Content starts

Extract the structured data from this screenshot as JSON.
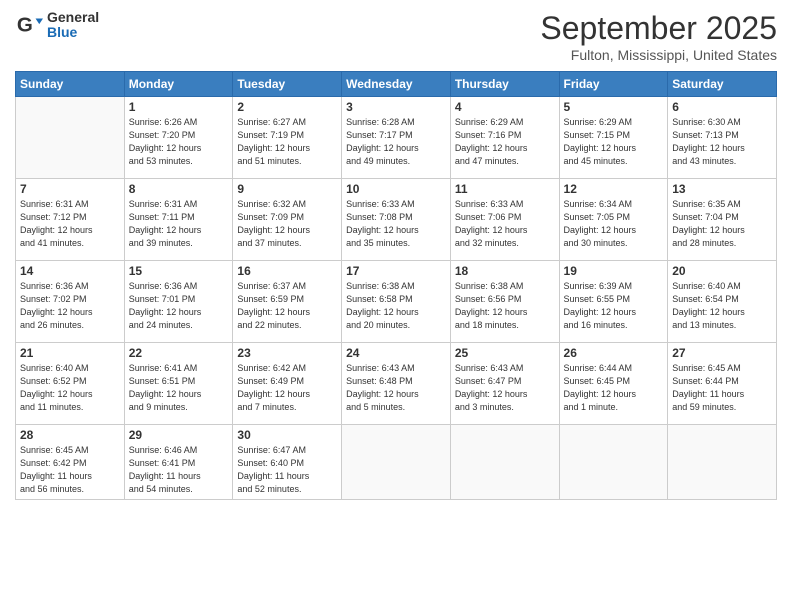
{
  "logo": {
    "general": "General",
    "blue": "Blue"
  },
  "title": "September 2025",
  "location": "Fulton, Mississippi, United States",
  "weekdays": [
    "Sunday",
    "Monday",
    "Tuesday",
    "Wednesday",
    "Thursday",
    "Friday",
    "Saturday"
  ],
  "weeks": [
    [
      {
        "day": "",
        "info": ""
      },
      {
        "day": "1",
        "info": "Sunrise: 6:26 AM\nSunset: 7:20 PM\nDaylight: 12 hours\nand 53 minutes."
      },
      {
        "day": "2",
        "info": "Sunrise: 6:27 AM\nSunset: 7:19 PM\nDaylight: 12 hours\nand 51 minutes."
      },
      {
        "day": "3",
        "info": "Sunrise: 6:28 AM\nSunset: 7:17 PM\nDaylight: 12 hours\nand 49 minutes."
      },
      {
        "day": "4",
        "info": "Sunrise: 6:29 AM\nSunset: 7:16 PM\nDaylight: 12 hours\nand 47 minutes."
      },
      {
        "day": "5",
        "info": "Sunrise: 6:29 AM\nSunset: 7:15 PM\nDaylight: 12 hours\nand 45 minutes."
      },
      {
        "day": "6",
        "info": "Sunrise: 6:30 AM\nSunset: 7:13 PM\nDaylight: 12 hours\nand 43 minutes."
      }
    ],
    [
      {
        "day": "7",
        "info": "Sunrise: 6:31 AM\nSunset: 7:12 PM\nDaylight: 12 hours\nand 41 minutes."
      },
      {
        "day": "8",
        "info": "Sunrise: 6:31 AM\nSunset: 7:11 PM\nDaylight: 12 hours\nand 39 minutes."
      },
      {
        "day": "9",
        "info": "Sunrise: 6:32 AM\nSunset: 7:09 PM\nDaylight: 12 hours\nand 37 minutes."
      },
      {
        "day": "10",
        "info": "Sunrise: 6:33 AM\nSunset: 7:08 PM\nDaylight: 12 hours\nand 35 minutes."
      },
      {
        "day": "11",
        "info": "Sunrise: 6:33 AM\nSunset: 7:06 PM\nDaylight: 12 hours\nand 32 minutes."
      },
      {
        "day": "12",
        "info": "Sunrise: 6:34 AM\nSunset: 7:05 PM\nDaylight: 12 hours\nand 30 minutes."
      },
      {
        "day": "13",
        "info": "Sunrise: 6:35 AM\nSunset: 7:04 PM\nDaylight: 12 hours\nand 28 minutes."
      }
    ],
    [
      {
        "day": "14",
        "info": "Sunrise: 6:36 AM\nSunset: 7:02 PM\nDaylight: 12 hours\nand 26 minutes."
      },
      {
        "day": "15",
        "info": "Sunrise: 6:36 AM\nSunset: 7:01 PM\nDaylight: 12 hours\nand 24 minutes."
      },
      {
        "day": "16",
        "info": "Sunrise: 6:37 AM\nSunset: 6:59 PM\nDaylight: 12 hours\nand 22 minutes."
      },
      {
        "day": "17",
        "info": "Sunrise: 6:38 AM\nSunset: 6:58 PM\nDaylight: 12 hours\nand 20 minutes."
      },
      {
        "day": "18",
        "info": "Sunrise: 6:38 AM\nSunset: 6:56 PM\nDaylight: 12 hours\nand 18 minutes."
      },
      {
        "day": "19",
        "info": "Sunrise: 6:39 AM\nSunset: 6:55 PM\nDaylight: 12 hours\nand 16 minutes."
      },
      {
        "day": "20",
        "info": "Sunrise: 6:40 AM\nSunset: 6:54 PM\nDaylight: 12 hours\nand 13 minutes."
      }
    ],
    [
      {
        "day": "21",
        "info": "Sunrise: 6:40 AM\nSunset: 6:52 PM\nDaylight: 12 hours\nand 11 minutes."
      },
      {
        "day": "22",
        "info": "Sunrise: 6:41 AM\nSunset: 6:51 PM\nDaylight: 12 hours\nand 9 minutes."
      },
      {
        "day": "23",
        "info": "Sunrise: 6:42 AM\nSunset: 6:49 PM\nDaylight: 12 hours\nand 7 minutes."
      },
      {
        "day": "24",
        "info": "Sunrise: 6:43 AM\nSunset: 6:48 PM\nDaylight: 12 hours\nand 5 minutes."
      },
      {
        "day": "25",
        "info": "Sunrise: 6:43 AM\nSunset: 6:47 PM\nDaylight: 12 hours\nand 3 minutes."
      },
      {
        "day": "26",
        "info": "Sunrise: 6:44 AM\nSunset: 6:45 PM\nDaylight: 12 hours\nand 1 minute."
      },
      {
        "day": "27",
        "info": "Sunrise: 6:45 AM\nSunset: 6:44 PM\nDaylight: 11 hours\nand 59 minutes."
      }
    ],
    [
      {
        "day": "28",
        "info": "Sunrise: 6:45 AM\nSunset: 6:42 PM\nDaylight: 11 hours\nand 56 minutes."
      },
      {
        "day": "29",
        "info": "Sunrise: 6:46 AM\nSunset: 6:41 PM\nDaylight: 11 hours\nand 54 minutes."
      },
      {
        "day": "30",
        "info": "Sunrise: 6:47 AM\nSunset: 6:40 PM\nDaylight: 11 hours\nand 52 minutes."
      },
      {
        "day": "",
        "info": ""
      },
      {
        "day": "",
        "info": ""
      },
      {
        "day": "",
        "info": ""
      },
      {
        "day": "",
        "info": ""
      }
    ]
  ]
}
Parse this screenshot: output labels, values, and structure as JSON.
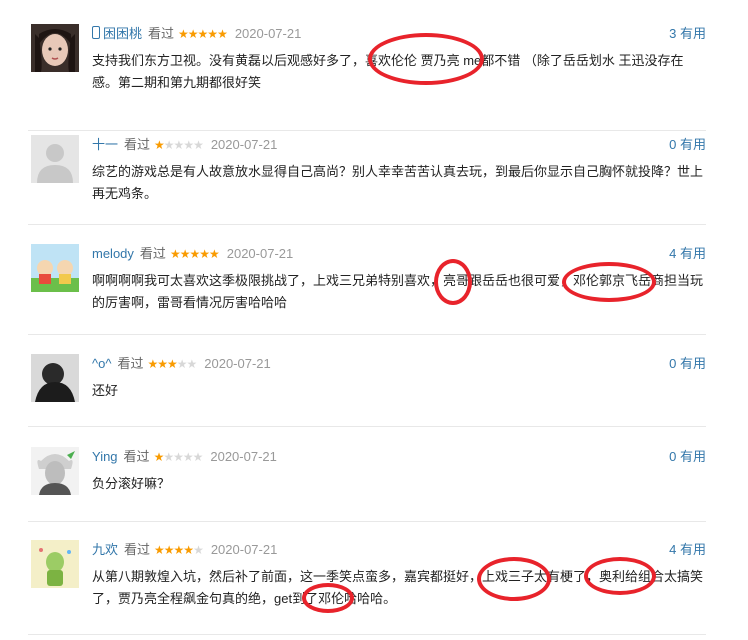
{
  "comments": [
    {
      "user": "困困桃",
      "phone_icon": true,
      "watched": "看过",
      "rating": 5,
      "date": "2020-07-21",
      "useful_count": "3",
      "useful_label": "有用",
      "text": "支持我们东方卫视。没有黄磊以后观感好多了，喜欢伦伦 贾乃亮 me都不错 （除了岳岳划水 王迅没存在感。第二期和第九期都很好笑",
      "avatar": "woman-photo"
    },
    {
      "user": "十一",
      "watched": "看过",
      "rating": 1,
      "date": "2020-07-21",
      "useful_count": "0",
      "useful_label": "有用",
      "text": "综艺的游戏总是有人故意放水显得自己高尚？别人幸幸苦苦认真去玩，到最后你显示自己胸怀就投降？世上再无鸡条。",
      "avatar": "default-avatar"
    },
    {
      "user": "melody",
      "watched": "看过",
      "rating": 5,
      "date": "2020-07-21",
      "useful_count": "4",
      "useful_label": "有用",
      "text": "啊啊啊啊我可太喜欢这季极限挑战了，上戏三兄弟特别喜欢，亮哥跟岳岳也很可爱，邓伦郭京飞岳商担当玩的厉害啊，雷哥看情况厉害哈哈哈",
      "avatar": "cartoon-avatar"
    },
    {
      "user": "^o^",
      "watched": "看过",
      "rating": 3,
      "date": "2020-07-21",
      "useful_count": "0",
      "useful_label": "有用",
      "text": "还好",
      "avatar": "dark-photo"
    },
    {
      "user": "Ying",
      "watched": "看过",
      "rating": 1,
      "date": "2020-07-21",
      "useful_count": "0",
      "useful_label": "有用",
      "text": "负分滚好嘛？",
      "avatar": "einstein-avatar"
    },
    {
      "user": "九欢",
      "watched": "看过",
      "rating": 4,
      "date": "2020-07-21",
      "useful_count": "4",
      "useful_label": "有用",
      "text": "从第八期敦煌入坑，然后补了前面，这一季笑点蛮多，嘉宾都挺好，上戏三子太有梗了，奥利给组合太搞笑了，贾乃亮全程飙金句真的绝，get到了邓伦哈哈哈。",
      "avatar": "illustration-avatar"
    }
  ],
  "colors": {
    "link": "#3377aa",
    "star": "#f99b01",
    "annotation": "#e8232b"
  }
}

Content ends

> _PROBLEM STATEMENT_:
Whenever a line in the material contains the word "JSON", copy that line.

> _ANSWER TO THIS TASK_:
Extract the structured data from this screenshot as JSON.
Parse this screenshot: output labels, values, and structure as JSON.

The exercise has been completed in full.